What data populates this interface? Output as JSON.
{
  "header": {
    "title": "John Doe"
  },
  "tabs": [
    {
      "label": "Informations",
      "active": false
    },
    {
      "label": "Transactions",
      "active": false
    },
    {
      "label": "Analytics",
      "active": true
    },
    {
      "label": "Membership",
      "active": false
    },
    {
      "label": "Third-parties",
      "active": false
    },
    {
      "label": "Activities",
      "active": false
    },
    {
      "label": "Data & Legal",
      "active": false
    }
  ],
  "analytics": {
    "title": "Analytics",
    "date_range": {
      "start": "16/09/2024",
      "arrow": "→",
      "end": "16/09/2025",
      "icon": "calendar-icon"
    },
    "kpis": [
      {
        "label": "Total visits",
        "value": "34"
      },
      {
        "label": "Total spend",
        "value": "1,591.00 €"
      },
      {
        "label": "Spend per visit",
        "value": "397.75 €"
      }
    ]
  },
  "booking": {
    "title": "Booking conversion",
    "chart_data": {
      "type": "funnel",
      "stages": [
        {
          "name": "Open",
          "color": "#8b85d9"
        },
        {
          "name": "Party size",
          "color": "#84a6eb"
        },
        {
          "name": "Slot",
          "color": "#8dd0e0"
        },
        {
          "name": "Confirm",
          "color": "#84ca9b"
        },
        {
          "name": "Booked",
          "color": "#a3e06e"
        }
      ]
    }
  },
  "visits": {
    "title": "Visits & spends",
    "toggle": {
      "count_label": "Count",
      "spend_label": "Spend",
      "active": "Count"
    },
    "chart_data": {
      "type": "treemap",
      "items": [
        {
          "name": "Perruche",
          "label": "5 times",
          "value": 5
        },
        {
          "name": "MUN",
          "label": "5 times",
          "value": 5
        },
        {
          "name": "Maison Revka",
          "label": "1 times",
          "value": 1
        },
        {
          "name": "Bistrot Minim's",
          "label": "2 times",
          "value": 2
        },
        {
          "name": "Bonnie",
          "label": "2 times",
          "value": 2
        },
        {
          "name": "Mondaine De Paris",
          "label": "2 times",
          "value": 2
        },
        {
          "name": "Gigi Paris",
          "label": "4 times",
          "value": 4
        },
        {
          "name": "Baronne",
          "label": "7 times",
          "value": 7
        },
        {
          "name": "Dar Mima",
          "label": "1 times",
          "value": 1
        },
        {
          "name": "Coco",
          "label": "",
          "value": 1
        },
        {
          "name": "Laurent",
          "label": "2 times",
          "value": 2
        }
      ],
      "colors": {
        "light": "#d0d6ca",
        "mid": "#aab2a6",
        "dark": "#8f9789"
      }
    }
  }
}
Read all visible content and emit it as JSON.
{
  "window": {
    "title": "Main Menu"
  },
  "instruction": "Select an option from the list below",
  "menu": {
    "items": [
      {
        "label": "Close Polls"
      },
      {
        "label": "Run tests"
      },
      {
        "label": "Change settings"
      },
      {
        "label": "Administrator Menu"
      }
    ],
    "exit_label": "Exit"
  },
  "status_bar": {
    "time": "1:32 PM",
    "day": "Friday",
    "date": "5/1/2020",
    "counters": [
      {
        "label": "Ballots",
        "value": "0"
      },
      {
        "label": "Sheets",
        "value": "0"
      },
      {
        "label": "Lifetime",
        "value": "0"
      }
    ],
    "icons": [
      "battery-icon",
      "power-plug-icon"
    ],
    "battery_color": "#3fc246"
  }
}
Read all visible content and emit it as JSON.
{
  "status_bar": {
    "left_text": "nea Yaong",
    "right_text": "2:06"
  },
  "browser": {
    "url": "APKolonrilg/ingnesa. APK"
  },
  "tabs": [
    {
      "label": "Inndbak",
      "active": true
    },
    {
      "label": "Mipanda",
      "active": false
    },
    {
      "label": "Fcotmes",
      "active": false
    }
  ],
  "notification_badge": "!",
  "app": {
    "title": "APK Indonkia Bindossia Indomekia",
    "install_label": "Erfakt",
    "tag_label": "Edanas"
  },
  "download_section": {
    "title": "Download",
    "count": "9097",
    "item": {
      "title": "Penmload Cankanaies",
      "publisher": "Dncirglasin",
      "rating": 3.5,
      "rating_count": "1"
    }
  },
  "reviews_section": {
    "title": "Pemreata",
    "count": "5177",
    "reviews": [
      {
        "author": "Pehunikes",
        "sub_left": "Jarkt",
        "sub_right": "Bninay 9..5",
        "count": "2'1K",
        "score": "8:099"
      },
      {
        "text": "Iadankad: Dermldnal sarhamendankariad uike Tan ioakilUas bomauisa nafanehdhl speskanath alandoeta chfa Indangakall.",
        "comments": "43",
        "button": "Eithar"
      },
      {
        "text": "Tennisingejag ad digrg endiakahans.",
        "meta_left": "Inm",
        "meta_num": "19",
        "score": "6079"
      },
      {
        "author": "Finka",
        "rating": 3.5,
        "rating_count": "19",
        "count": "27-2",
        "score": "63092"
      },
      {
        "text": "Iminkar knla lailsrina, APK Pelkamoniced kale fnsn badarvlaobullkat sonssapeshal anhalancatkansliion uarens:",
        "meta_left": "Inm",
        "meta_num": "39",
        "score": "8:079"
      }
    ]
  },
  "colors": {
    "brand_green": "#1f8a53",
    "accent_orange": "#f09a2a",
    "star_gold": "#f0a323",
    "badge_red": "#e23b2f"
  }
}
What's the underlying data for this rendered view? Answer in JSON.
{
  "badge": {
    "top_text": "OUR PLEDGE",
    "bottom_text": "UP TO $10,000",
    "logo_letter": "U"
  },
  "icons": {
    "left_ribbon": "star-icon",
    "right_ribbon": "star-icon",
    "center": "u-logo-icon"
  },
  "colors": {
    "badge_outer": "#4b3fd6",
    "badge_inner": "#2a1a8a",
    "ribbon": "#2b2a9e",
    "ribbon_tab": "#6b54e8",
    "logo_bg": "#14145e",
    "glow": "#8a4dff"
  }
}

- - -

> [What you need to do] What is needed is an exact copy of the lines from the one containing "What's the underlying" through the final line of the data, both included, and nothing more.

> [Task response]
What's the underlying data for this rendered view? Answer in JSON.
{
  "badge": {
    "top_text": "OUR PLEDGE",
    "bottom_text": "UP TO $10,000",
    "logo_letter": "U"
  },
  "icons": {
    "left_ribbon": "star-icon",
    "right_ribbon": "star-icon",
    "center": "u-logo-icon"
  },
  "colors": {
    "badge_outer": "#4b3fd6",
    "badge_inner": "#2a1a8a",
    "ribbon": "#2b2a9e",
    "ribbon_tab": "#6b54e8",
    "logo_bg": "#14145e",
    "glow": "#8a4dff"
  }
}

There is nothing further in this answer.